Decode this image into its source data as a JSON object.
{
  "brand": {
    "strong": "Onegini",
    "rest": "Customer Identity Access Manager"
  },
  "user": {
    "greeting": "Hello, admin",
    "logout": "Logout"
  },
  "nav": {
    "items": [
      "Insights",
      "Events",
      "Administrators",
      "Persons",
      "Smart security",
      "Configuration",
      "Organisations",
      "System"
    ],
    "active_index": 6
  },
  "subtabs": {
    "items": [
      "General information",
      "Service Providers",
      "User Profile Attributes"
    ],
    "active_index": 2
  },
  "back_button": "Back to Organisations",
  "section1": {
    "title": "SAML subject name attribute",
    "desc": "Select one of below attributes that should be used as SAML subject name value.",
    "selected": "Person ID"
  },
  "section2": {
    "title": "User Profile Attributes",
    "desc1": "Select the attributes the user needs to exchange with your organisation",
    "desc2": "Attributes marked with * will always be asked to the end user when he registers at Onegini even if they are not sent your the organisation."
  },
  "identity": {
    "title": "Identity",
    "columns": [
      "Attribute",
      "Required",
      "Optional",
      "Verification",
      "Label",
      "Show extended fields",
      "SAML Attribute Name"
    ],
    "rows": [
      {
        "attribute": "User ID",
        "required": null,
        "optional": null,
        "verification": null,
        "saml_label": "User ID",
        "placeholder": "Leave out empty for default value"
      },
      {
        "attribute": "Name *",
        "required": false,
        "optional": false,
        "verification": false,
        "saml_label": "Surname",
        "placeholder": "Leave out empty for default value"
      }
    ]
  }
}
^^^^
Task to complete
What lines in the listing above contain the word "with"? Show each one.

Reply to the exercise
    "desc1": "Select the attributes the user needs to exchange with your organisation",
    "desc2": "Attributes marked with * will always be asked to the end user when he registers at Onegini even if they are not sent your the organisation."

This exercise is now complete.